I’m a bit confused about the right sequences for the role:forward role:backward
Let me explain:
I have a long road (I want to manage in a relation), where sometimes it gets 2 oneway carriages (with bridges, tunnels, etc…).
In the oneway parts I add role:forward or role:backward.
While for the role:forward there isn’t any problem, I’m not sure how to sort the backwards members. In the following drawn I put the 2 cases.
In a logical way, in the relation I would sort members in the same direction as I drive, so travelling in the backward direction I’d sort as in the case 1.
Hello! As far as I understand, there is no need for forward / backward roles on street relations. Just for confirmation: what kind of relation are we talking about (because route relations differ from street relations)?
I think the editor JOSM is helpful in such cases, because this editor visualises these situations when opening a relation with such members. But sorry I cannot give you a more sufficient answer at the moment
I was also confused how to map such roads. But I’m set “forward” role on all parts where the road splits to 2 oneway carriages.

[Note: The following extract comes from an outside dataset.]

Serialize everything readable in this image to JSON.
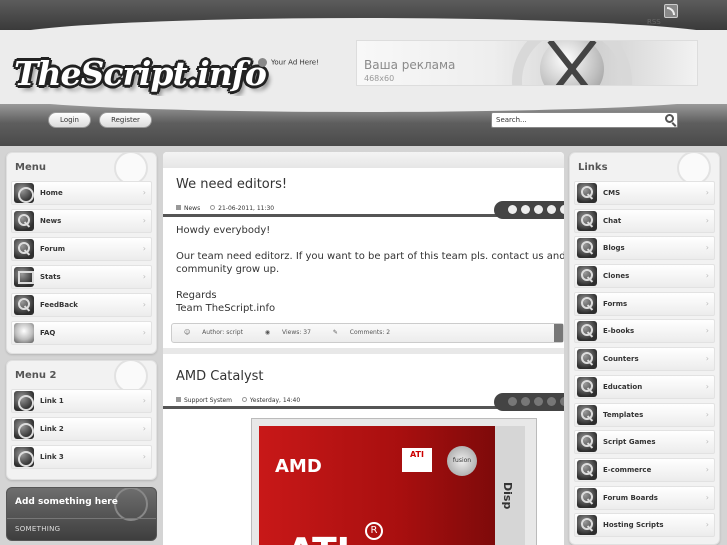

I was told the order of all members doesn’t matter for routing, but it’s easier to see if these (in the relation JOSM relation editor) are sorted in same order as in reality.
I think it is easiest for maintenance to have 2-3 relations, one for forward, one for backward, and if you want one that contains the other two relations, just like we do it for public transport routes.

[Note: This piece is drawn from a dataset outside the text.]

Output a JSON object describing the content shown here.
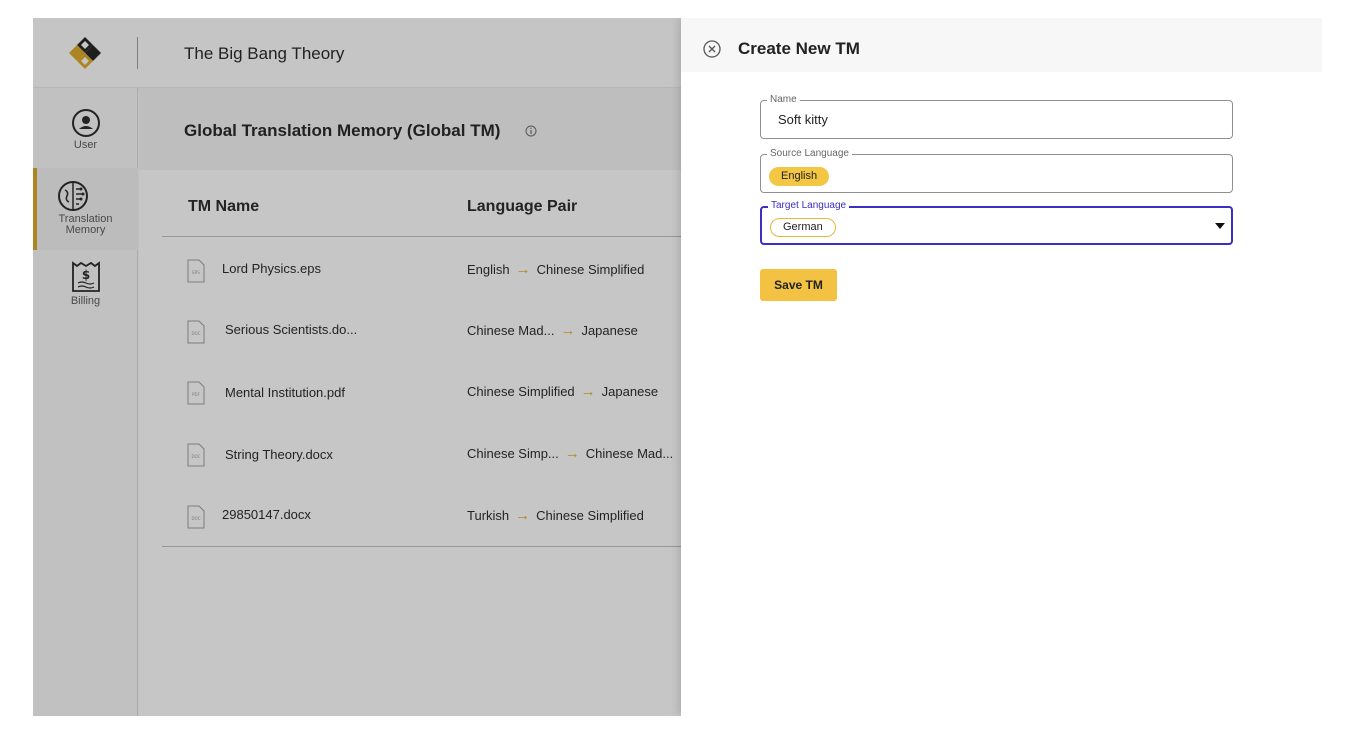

The role “forward” indicates the route only uses the forward direction of the way and not the backward direction.
The role “backward” indicates the route only uses the backward direction of the way. This is rarely needed for dual-carriageways, because the driving direction of one-way ways is conventionally the forward direction of the way.
Let’s face it. Roles forward and backward are used in many but not all type=route relations. They are needed if the relation can be followed in both directions and different ways are used per direction. The role depends on the direction the way is followed depending only on the direction of the way:
forward is used if the way is only followed in the way’s direction
backward is used if the way is only followed in opposite direction of the way’s direction.
If we are talking about dual carriage route with oneway=yes ways it is all the time forward.
Properly sorting the members by connectivity is very much appreciated as QA often depends on it and e.g. elevation profiles are not possible without it.
Yes, if we are talking about route=road and most or all ways are only followed in one directions it might be useful to use one relation per directions and group them in a type=superroute relation. Even then the roles are still useful.
Using one (or several) relations per direction is useful to reduce the numbers of members per relation which turn quite unfeasible with too many members. The maximum is around 4000 members but I usually try to stay well below 2000 as with adding more details ways are usually split and therefore the number of members will rise.
The roles are the information that the way is only used in one direction. Unlike type=route, public_transport:version=2 we have no written rules for route=road and superroute might contain alternatives. Looking at the members demands to dive deeper into the data which is not needed with roles.